Now, whenever a clerk becomes available, the person who gets up will be the one holding the first sign. Before walking to the clerk, the first person will hand the first sign to whoever is sitting next to them. The pattern continues and the first and last signs each move through the seats without anybody needing to scoot over each time somebody is served.
It’s possible for this structure to run out of room and you’ll need to be careful. If you do need to allocate a bigger array, then, yes, you’ll need to move events to the bigger array.
There are usually classes that you can use to implement a ring buffer already. If not and you need to write one, then the scenario that I described about the shifting signs in the post office is actually fairly similar to how it would be implemented in code.

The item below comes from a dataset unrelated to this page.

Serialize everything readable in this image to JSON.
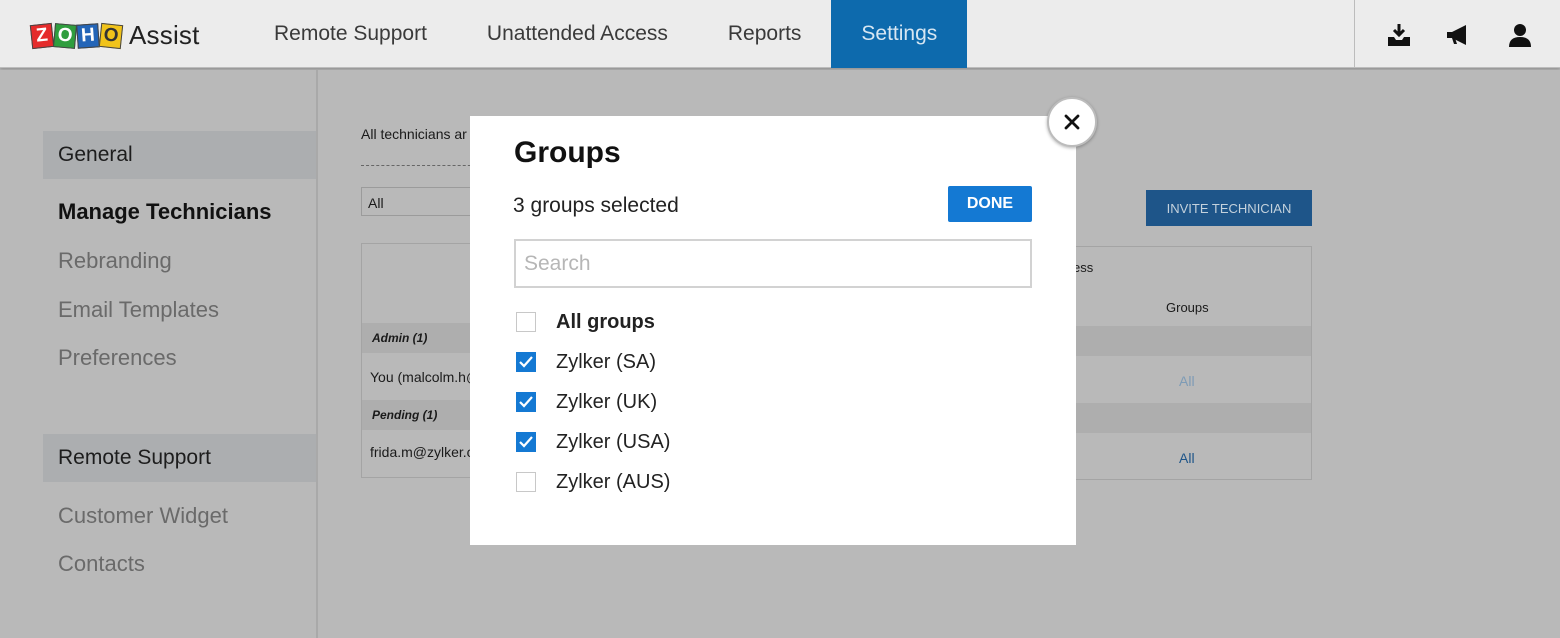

I mentioned earlier about hybrid event queues. This is how Windows manages paint events. If you don’t know what a paint event is, it has nothing to do with latex house paint. This is the event that’s sent to an application whenever the application needs to redraw its window. Let’s say that Windows adhered to a strict first-in, first-out event queue. Your application gets a message that the ‘A’ key was just pressed so it adds the letter ‘A’ to the display. This means the window needs to draw the letter ‘A’. So you get a paint event and update the screen with the letter ‘A’. Then the letter ‘B’ is pressed. And you again have to paint the window. Normally, this isn’t exactly what happens because even the fastest typist can’t keep up with the speed that applications can process events. I just used key presses as a simple example. But there are many other events that can arrive in rapid succession. If each one of these events caused the application to repaint the window, then things would slow down. So instead, what Windows does is hold the paint event until there’s no other events in the queue. Then when the application goes to get the next event, that’s when it gets the paint event. Sure, it’s possible that yet another event gets posted to the queue right after that which also needs some drawing. But there’s only so much the operating system can do. Computers haven’t yet figured out how to predict the future.